Prompt => Which lines of the data hold the word "JSON"? Copy all of them.
>>
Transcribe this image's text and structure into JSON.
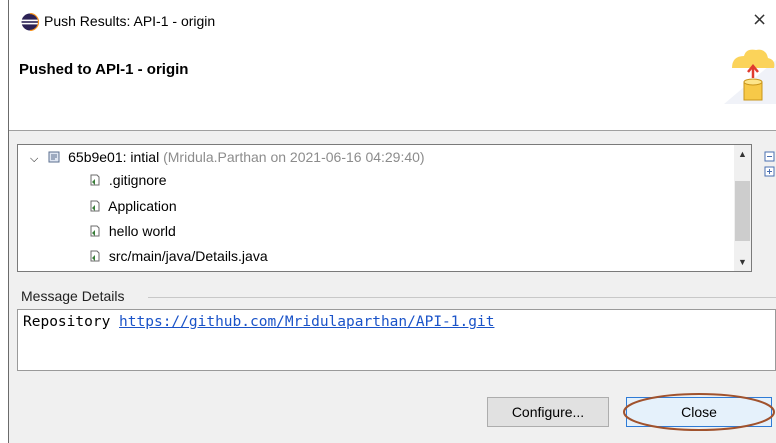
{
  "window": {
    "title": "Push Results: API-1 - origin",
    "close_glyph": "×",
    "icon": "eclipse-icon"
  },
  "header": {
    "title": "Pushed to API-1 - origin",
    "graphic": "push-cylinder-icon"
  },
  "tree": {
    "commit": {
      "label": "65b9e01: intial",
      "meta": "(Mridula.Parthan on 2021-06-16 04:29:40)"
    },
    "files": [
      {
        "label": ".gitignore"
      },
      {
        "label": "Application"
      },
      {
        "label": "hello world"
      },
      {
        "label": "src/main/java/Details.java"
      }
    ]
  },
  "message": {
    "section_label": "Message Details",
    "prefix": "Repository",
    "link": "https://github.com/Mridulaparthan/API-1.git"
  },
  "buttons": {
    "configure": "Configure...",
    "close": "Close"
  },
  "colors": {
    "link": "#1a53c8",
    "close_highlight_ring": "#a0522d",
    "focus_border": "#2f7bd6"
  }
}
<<
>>
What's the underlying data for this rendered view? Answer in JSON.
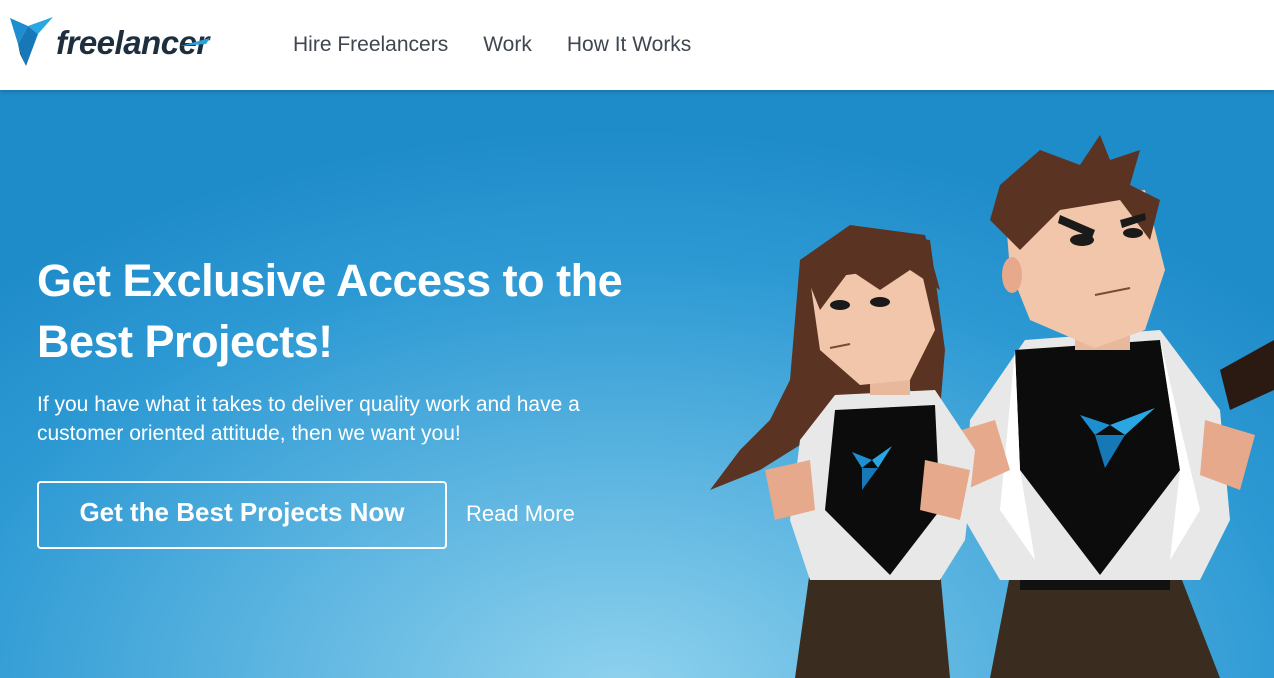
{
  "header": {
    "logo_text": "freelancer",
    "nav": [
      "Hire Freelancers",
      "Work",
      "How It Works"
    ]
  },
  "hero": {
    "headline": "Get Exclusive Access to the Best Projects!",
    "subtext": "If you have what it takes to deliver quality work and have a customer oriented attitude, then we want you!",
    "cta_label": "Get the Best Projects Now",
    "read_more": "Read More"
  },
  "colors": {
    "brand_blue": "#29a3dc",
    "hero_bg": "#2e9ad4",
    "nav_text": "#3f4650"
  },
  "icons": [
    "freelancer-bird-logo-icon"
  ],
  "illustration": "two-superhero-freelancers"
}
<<
Solution to the exercise =>
Transcribe this image's text and structure into JSON.
What's the underlying data for this rendered view? Answer in JSON.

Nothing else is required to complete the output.